But I think the only way we are all going to get there, get to that place, is by doing the hard work. The uncomfortable work, if you aren’t used to it. It can take balls to come out again and again, ten times a day, but I do it because I don’t want to be ‘whitewashed’ (for want of a better term….maybe straightwashed?), because I want my children to know it’s okay to be who they are, because other people I meet might be trapped in a very tight and alone place, and I’d like them to feel comfortable telling the truth with me.

It can take bravery to try to find out the answers to questions you or your family may have. Why do some women wear headscarves? Why are black people ‘still’ so angry about slavery? (Yes, my mind explodes at this one, but this is a very common thing to hear in America.) Why do people want to emigrate to new countries, and what is that like for them? 

Do the work. Do a bit of research. Have uncomfortable conversations about inherent racism, about privilege, with your friends and family. Try to imagine what it might be like to walk a mile in someone else’s shoes.

And please, stop erasing me.

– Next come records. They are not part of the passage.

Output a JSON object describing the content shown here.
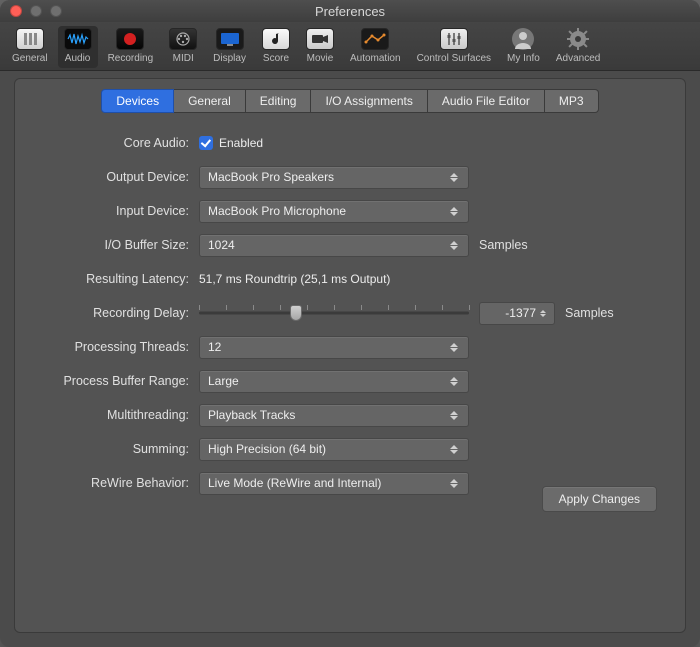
{
  "window": {
    "title": "Preferences"
  },
  "toolbar": {
    "items": [
      {
        "name": "general",
        "label": "General"
      },
      {
        "name": "audio",
        "label": "Audio"
      },
      {
        "name": "recording",
        "label": "Recording"
      },
      {
        "name": "midi",
        "label": "MIDI"
      },
      {
        "name": "display",
        "label": "Display"
      },
      {
        "name": "score",
        "label": "Score"
      },
      {
        "name": "movie",
        "label": "Movie"
      },
      {
        "name": "automation",
        "label": "Automation"
      },
      {
        "name": "ctrl",
        "label": "Control Surfaces"
      },
      {
        "name": "myinfo",
        "label": "My Info"
      },
      {
        "name": "advanced",
        "label": "Advanced"
      }
    ],
    "selected": "audio"
  },
  "tabs": {
    "items": [
      "Devices",
      "General",
      "Editing",
      "I/O Assignments",
      "Audio File Editor",
      "MP3"
    ],
    "active": "Devices"
  },
  "form": {
    "coreaudio_label": "Core Audio:",
    "coreaudio_value_text": "Enabled",
    "output_label": "Output Device:",
    "output_value": "MacBook Pro Speakers",
    "input_label": "Input Device:",
    "input_value": "MacBook Pro Microphone",
    "buffer_label": "I/O Buffer Size:",
    "buffer_value": "1024",
    "buffer_suffix": "Samples",
    "latency_label": "Resulting Latency:",
    "latency_value": "51,7 ms Roundtrip (25,1 ms Output)",
    "recdelay_label": "Recording Delay:",
    "recdelay_value": "-1377",
    "recdelay_suffix": "Samples",
    "threads_label": "Processing Threads:",
    "threads_value": "12",
    "range_label": "Process Buffer Range:",
    "range_value": "Large",
    "mt_label": "Multithreading:",
    "mt_value": "Playback Tracks",
    "sum_label": "Summing:",
    "sum_value": "High Precision (64 bit)",
    "rewire_label": "ReWire Behavior:",
    "rewire_value": "Live Mode (ReWire and Internal)"
  },
  "buttons": {
    "apply": "Apply Changes"
  }
}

We are all different and that has the potential to be such a strength. This world is full of colours and shapes and sizes and abilities and loves and stories. When you say we’re all the same, you are speaking from tremendous privilege and perhaps idealism, but you are not speaking the truth for all people. There are many rich subcultures all around us all, and what a shame it is if we miss the opportunity to learn more about them, to make friends with people unlike ourselves, to celebrate all these differences and how they enrich us all.

Minority people have spent years, decades, centuries carving out spaces to be proud of themselves, to not fall prey to shame and violence. When you say we don’t exist, when you say our experience isn’t valid, you are trying to wipe out the things that we have fought hard for, the things that make us special, the things that are a big part of who we are. If you want us all to be the same, to be a world without wonder and difference, I’d gently suggest that the way to do this isn’t to cover your eyes and pretend you don’t see us. We are here. We are ready and waiting for you. We want you to stand by us as allies, we want you to delight in our differences, we want to be acknowledged.

We are not all the same. And you know, that’s okay.